Significant question marks hang over the legal implications of seeking to impose an insurance code of conduct of superannuation fund trustees which will ultimately need to be clarified and resolved, according to the Association of Superannuation Funds of Australia (ASFA).
The ASFA has used its submission responding to the recommendations of the Insurance within Superannuation Working Group (ISWG) to point out the legal/legislative problems it foresees will need to be addressed before the code can become fully applicable.
The submission said ASFA believed getting the governance arrangements around the code was vital in complex environments which surrounds the superannuation industry.
In doing so, it said there were a number of areas of concern, not least the proposed establishment of the Australian Financial Complaints Authority (AFCA) and the evolving nature of the new external dispute resolution (EDR) regime.
“Much greater certainty will be required before we can contemplate their potential role in Code governance,” the ASFA submission said with respect to suggestions that AFCA should monitor the code.
The submission said questions had also been raised about whether trustees could be legally bound by the code given their statutory and fiduciary obligations and suggested that this was something which needed to be resolved before various governance options could be assessed.

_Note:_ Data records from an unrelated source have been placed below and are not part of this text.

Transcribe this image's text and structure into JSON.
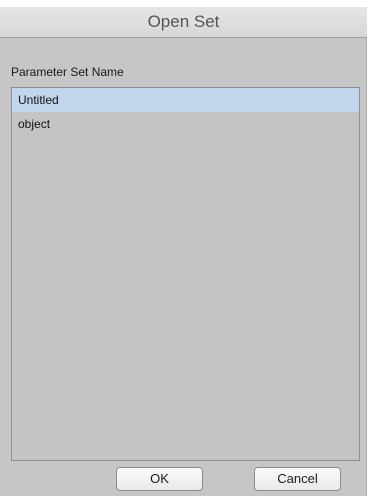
{
  "dialog": {
    "title": "Open Set",
    "field_label": "Parameter Set Name",
    "items": [
      {
        "label": "Untitled",
        "selected": true
      },
      {
        "label": "object",
        "selected": false
      }
    ],
    "buttons": {
      "ok": "OK",
      "cancel": "Cancel"
    }
  },
  "colors": {
    "dialog_background": "#c6c6c6",
    "selection": "#c2d6ee",
    "title_text": "#555555"
  }
}
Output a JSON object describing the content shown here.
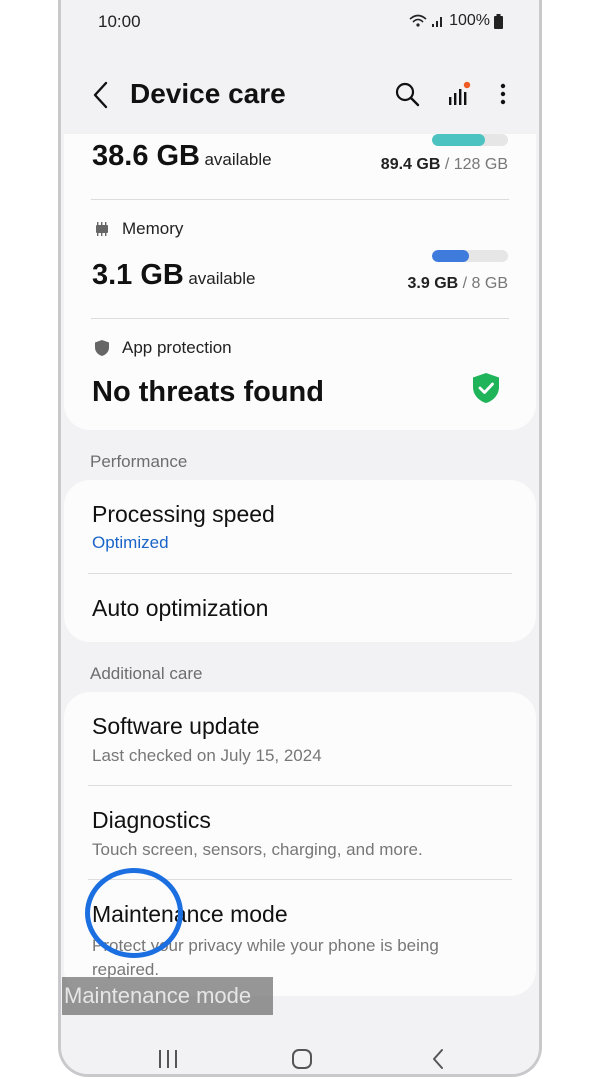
{
  "status_bar": {
    "time": "10:00",
    "battery": "100%"
  },
  "header": {
    "title": "Device care"
  },
  "storage": {
    "available_value": "38.6 GB",
    "available_label": "available",
    "used": "89.4 GB",
    "total": "/ 128 GB",
    "fill_fraction": 0.7,
    "color": "#4cc3c0"
  },
  "memory": {
    "label": "Memory",
    "available_value": "3.1 GB",
    "available_label": "available",
    "used": "3.9 GB",
    "total": "/ 8 GB",
    "fill_fraction": 0.49,
    "color": "#3e7bdc"
  },
  "app_protection": {
    "label": "App protection",
    "status": "No threats found",
    "color": "#1fb35a"
  },
  "performance": {
    "header": "Performance",
    "items": [
      {
        "title": "Processing speed",
        "subtitle": "Optimized",
        "subtitle_color": "#1a64c8"
      },
      {
        "title": "Auto optimization"
      }
    ]
  },
  "additional_care": {
    "header": "Additional care",
    "items": [
      {
        "title": "Software update",
        "subtitle": "Last checked on July 15, 2024"
      },
      {
        "title": "Diagnostics",
        "subtitle": "Touch screen, sensors, charging, and more."
      },
      {
        "title": "Maintenance mode",
        "subtitle": "Protect your privacy while your phone is being repaired."
      }
    ]
  },
  "tooltip": "Maintenance mode",
  "highlight_color": "#1b6fe0"
}
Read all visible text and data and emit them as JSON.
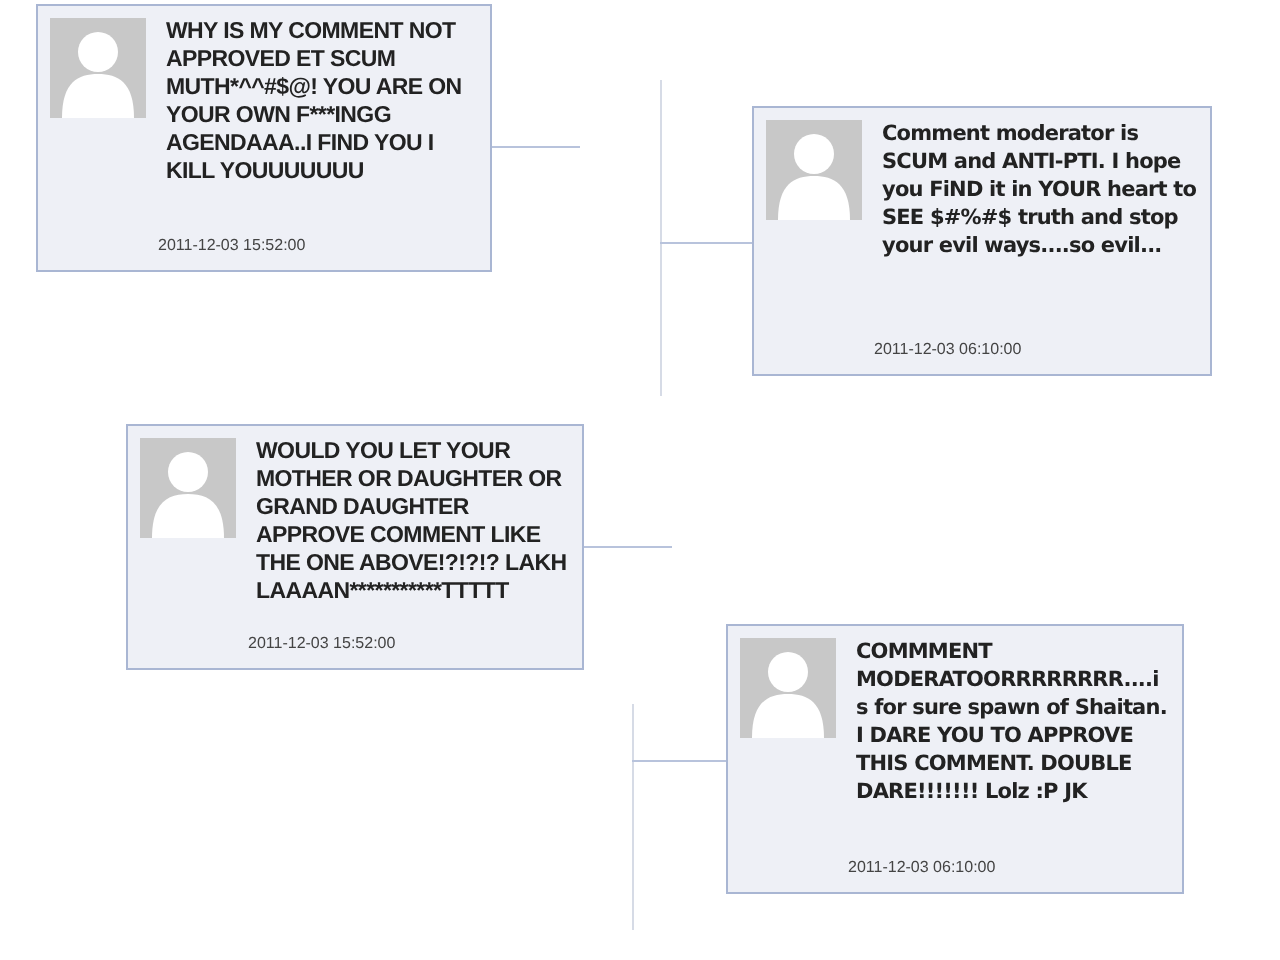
{
  "comments": [
    {
      "text": "WHY IS MY COMMENT NOT APPROVED ET SCUM MUTH*^^#$@! YOU ARE ON YOUR OWN F***INGG AGENDAAA..I FIND YOU I KILL YOUUUUUUU",
      "date": "2011-12-03 15:52:00"
    },
    {
      "text": "Comment moderator is SCUM and ANTI-PTI. I hope you FiND it in YOUR heart to SEE $#%#$ truth and stop your evil ways....so evil...",
      "date": "2011-12-03 06:10:00"
    },
    {
      "text": "WOULD YOU LET YOUR MOTHER OR DAUGHTER OR GRAND DAUGHTER APPROVE COMMENT LIKE THE ONE ABOVE!?!?!? LAKH LAAAAN***********TTTTT",
      "date": "2011-12-03 15:52:00"
    },
    {
      "text": "COMMMENT MODERATOORRRRRRRR....is for sure spawn of Shaitan. I DARE YOU TO APPROVE THIS COMMENT. DOUBLE DARE!!!!!!! Lolz :P JK",
      "date": "2011-12-03 06:10:00"
    }
  ]
}
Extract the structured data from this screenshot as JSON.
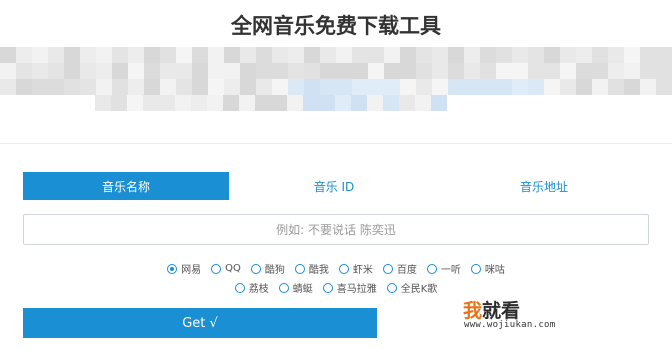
{
  "page": {
    "title": "全网音乐免费下载工具"
  },
  "tabs": [
    {
      "label": "音乐名称",
      "active": true
    },
    {
      "label": "音乐 ID",
      "active": false
    },
    {
      "label": "音乐地址",
      "active": false
    }
  ],
  "search": {
    "placeholder": "例如: 不要说话 陈奕迅",
    "value": ""
  },
  "sources": {
    "row1": [
      {
        "label": "网易",
        "checked": true
      },
      {
        "label": "QQ",
        "checked": false
      },
      {
        "label": "酷狗",
        "checked": false
      },
      {
        "label": "酷我",
        "checked": false
      },
      {
        "label": "虾米",
        "checked": false
      },
      {
        "label": "百度",
        "checked": false
      },
      {
        "label": "一听",
        "checked": false
      },
      {
        "label": "咪咕",
        "checked": false
      }
    ],
    "row2": [
      {
        "label": "荔枝",
        "checked": false
      },
      {
        "label": "蜻蜓",
        "checked": false
      },
      {
        "label": "喜马拉雅",
        "checked": false
      },
      {
        "label": "全民K歌",
        "checked": false
      }
    ]
  },
  "submit": {
    "label": "Get √"
  },
  "watermark": {
    "main_1": "我",
    "main_2": "就看",
    "sub": "www.wojiukan.com"
  },
  "colors": {
    "accent": "#1a8fd4",
    "watermark_orange": "#e8731a"
  }
}
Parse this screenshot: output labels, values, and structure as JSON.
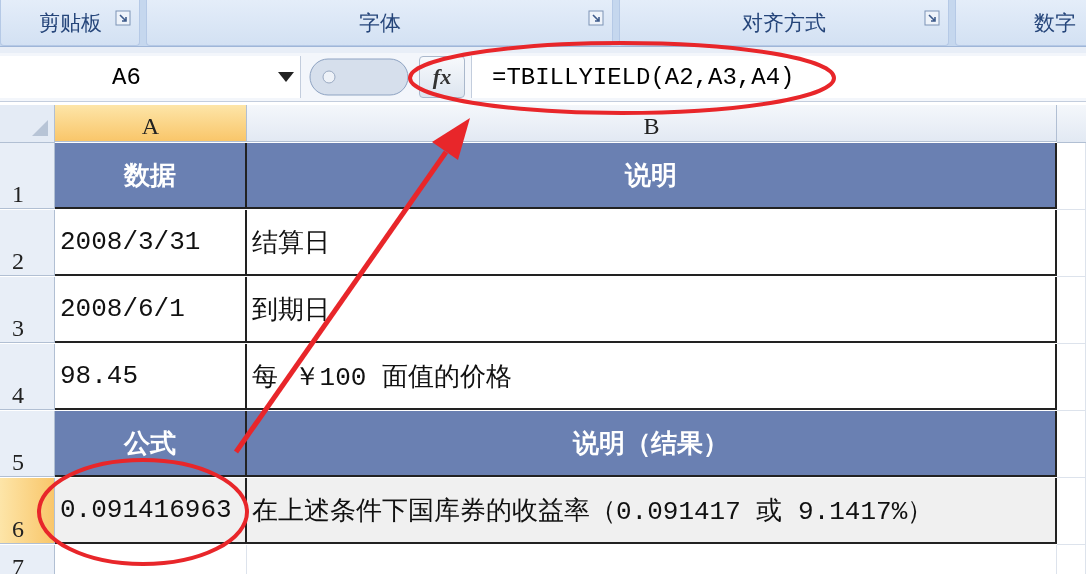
{
  "ribbon_groups": [
    {
      "label": "剪贴板",
      "launcher": true
    },
    {
      "label": "字体",
      "launcher": true
    },
    {
      "label": "对齐方式",
      "launcher": true
    },
    {
      "label": "数字"
    }
  ],
  "formula_bar": {
    "name_box": "A6",
    "function_label": "fx",
    "formula": "=TBILLYIELD(A2,A3,A4)"
  },
  "columns": [
    {
      "label": "A",
      "selected": true
    },
    {
      "label": "B",
      "selected": false
    }
  ],
  "rows": [
    {
      "number": "1",
      "selected": false,
      "kind": "header",
      "cells": [
        "数据",
        "说明"
      ]
    },
    {
      "number": "2",
      "selected": false,
      "kind": "data",
      "cells": [
        "2008/3/31",
        "结算日"
      ]
    },
    {
      "number": "3",
      "selected": false,
      "kind": "data",
      "cells": [
        "2008/6/1",
        "到期日"
      ]
    },
    {
      "number": "4",
      "selected": false,
      "kind": "data",
      "cells": [
        "98.45",
        "每 ￥100 面值的价格"
      ]
    },
    {
      "number": "5",
      "selected": false,
      "kind": "header",
      "cells": [
        "公式",
        "说明（结果）"
      ]
    },
    {
      "number": "6",
      "selected": true,
      "kind": "result",
      "cells": [
        "0.091416963",
        "在上述条件下国库券的收益率（0.091417 或 9.1417%）"
      ]
    },
    {
      "number": "7",
      "selected": false,
      "kind": "empty",
      "cells": []
    }
  ]
}
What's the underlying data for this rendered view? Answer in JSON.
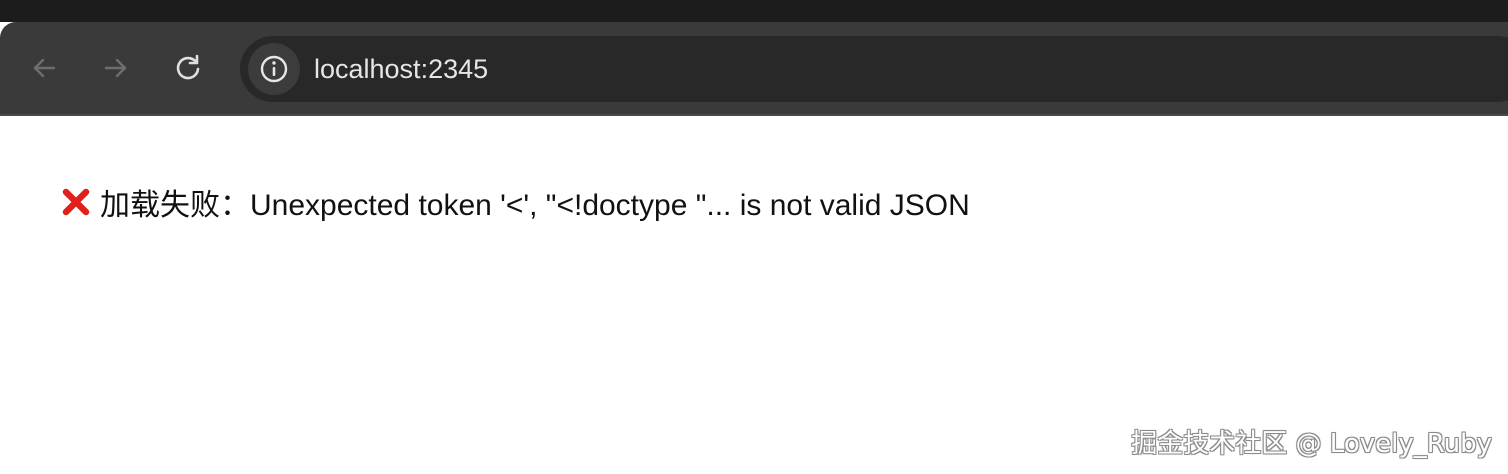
{
  "browser": {
    "nav": {
      "back_icon": "arrow-left-icon",
      "forward_icon": "arrow-right-icon",
      "reload_icon": "reload-icon"
    },
    "omnibox": {
      "site_info_icon": "info-circle-icon",
      "url": "localhost:2345"
    },
    "colors": {
      "frame": "#1c1c1d",
      "toolbar": "#3a3a3b",
      "omnibox": "#282828"
    }
  },
  "page": {
    "error": {
      "icon": "cross-mark-icon",
      "icon_color": "#e0201b",
      "message": "加载失败：Unexpected token '<', \"<!doctype \"... is not valid JSON"
    },
    "watermark": "掘金技术社区 @ Lovely_Ruby"
  }
}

However it suggested that one option might be for the industry associations to enter into a memorandum of understanding to determine who would take responsibility for the various activities associated with the code.
“Another option is for one industry association to own the code and attempt to bind superannuation to it,” the submission said.
However it warned that it did not believe this would be an effective approach at this time.